In preparation for the upcoming exhibition, Debut: Recent Acquisitions, the museum worked with a conservator to stabilize a rare 19th-century taxidermied passenger pigeon in our permanent collections. The specimen will be displayed alongside a recent acquisition, a 1754 print of a passenger pigeon by the renowned natural historian, Mark Catesby.

The passenger pigeon, which went extinct in 1914, is one of the most popular objects in the museum’s collections for teaching. A tremendous number of university classes from disciplines as broad as Philosophy and Wildlife & Fisheries have used the bird in object-based learning sessions discussing animal extinction, changing attitudes towards the environment, and human impact on the natural world. However, the pigeon’s claw was at risk of coming detached from its ankle, making it too fragile to pull for classes or exhibition.

Passenger Pigeon

Damage to the pigeon’s claw kept it from being displayed or used in teaching.

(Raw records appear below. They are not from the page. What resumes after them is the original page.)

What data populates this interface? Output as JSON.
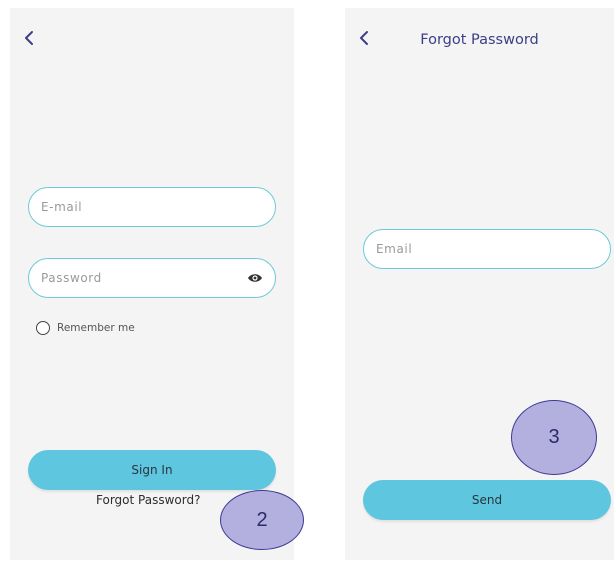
{
  "signin_screen": {
    "email_placeholder": "E-mail",
    "password_placeholder": "Password",
    "remember_label": "Remember me",
    "signin_label": "Sign In",
    "forgot_link": "Forgot Password?"
  },
  "forgot_screen": {
    "title": "Forgot Password",
    "email_placeholder": "Email",
    "send_label": "Send"
  },
  "annotations": {
    "step_2": "2",
    "step_3": "3"
  },
  "icons": {
    "back": "chevron-left-icon",
    "eye": "eye-icon",
    "radio": "radio-unchecked"
  },
  "colors": {
    "screen_bg": "#f4f4f4",
    "accent": "#5ec6de",
    "field_border": "#6cc9d9",
    "back_chevron": "#3b3f86",
    "badge_fill": "#b3b0e0",
    "badge_border": "#3e3a94"
  }
}
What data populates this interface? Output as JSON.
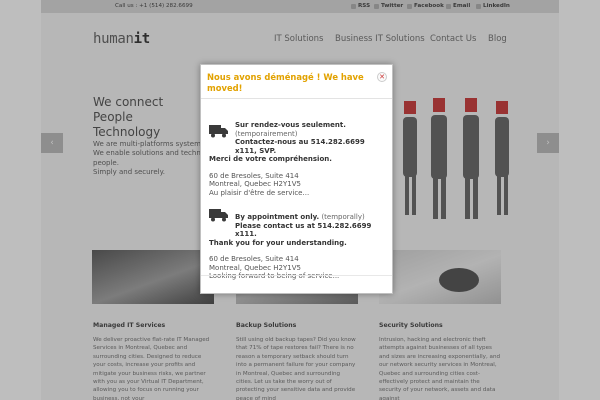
{
  "topbar": {
    "call": "Call us : +1 (514) 282.6699",
    "social": [
      "RSS",
      "Twitter",
      "Facebook",
      "Email",
      "LinkedIn"
    ]
  },
  "logo": {
    "main": "human",
    "suffix": "it"
  },
  "nav": [
    "IT Solutions",
    "Business IT Solutions",
    "Contact Us",
    "Blog"
  ],
  "hero": {
    "title": "We connect People Technology",
    "lines": [
      "We are multi-platforms system",
      "We enable solutions and techn",
      "people.",
      "Simply and securely."
    ]
  },
  "carousel": {
    "prev": "‹",
    "next": "›"
  },
  "columns": [
    {
      "heading": "Managed IT Services",
      "text": "We deliver proactive flat-rate IT Managed Services in Montreal, Quebec and surrounding cities. Designed to reduce your costs, increase your profits and mitigate your business risks, we partner with you as your Virtual IT Department, allowing you to focus on running your business, not your"
    },
    {
      "heading": "Backup Solutions",
      "text": "Still using old backup tapes? Did you know that 71% of tape restores fail? There is no reason a temporary setback should turn into a permanent failure for your company in Montreal, Quebec and surrounding cities. Let us take the worry out of protecting your sensitive data and provide peace of mind"
    },
    {
      "heading": "Security Solutions",
      "text": "Intrusion, hacking and electronic theft attempts against businesses of all types and sizes are increasing exponentially, and our network security services in Montreal, Quebec and surrounding cities cost-effectively protect and maintain the security of your network, assets and data against"
    }
  ],
  "modal": {
    "title": "Nous avons déménagé ! We have moved!",
    "close": "✕",
    "fr": {
      "headline": "Sur rendez-vous seulement.",
      "note": "(temporairement)",
      "contact": "Contactez-nous au 514.282.6699 x111, SVP.",
      "thanks": "Merci de votre compréhension.",
      "address": [
        "60 de Bresoles, Suite 414",
        "Montreal, Quebec  H2Y1V5",
        "Au plaisir d'être de service..."
      ]
    },
    "en": {
      "headline": "By appointment only.",
      "note": "(temporally)",
      "contact": "Please contact us at 514.282.6699 x111.",
      "thanks": "Thank you for your understanding.",
      "address": [
        "60 de Bresoles, Suite 414",
        "Montreal, Quebec  H2Y1V5",
        "Looking forward to being of service..."
      ]
    }
  },
  "colors": {
    "accent": "#e2a200",
    "overlay": "#464646",
    "close": "#cc3333",
    "header_red": "#c62828"
  }
}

The conservator was able to clean the pigeon and secure the ankle to prevent further deformation and separation of the tissue. Support from generous donors like you makes crucial collections care work like this possible.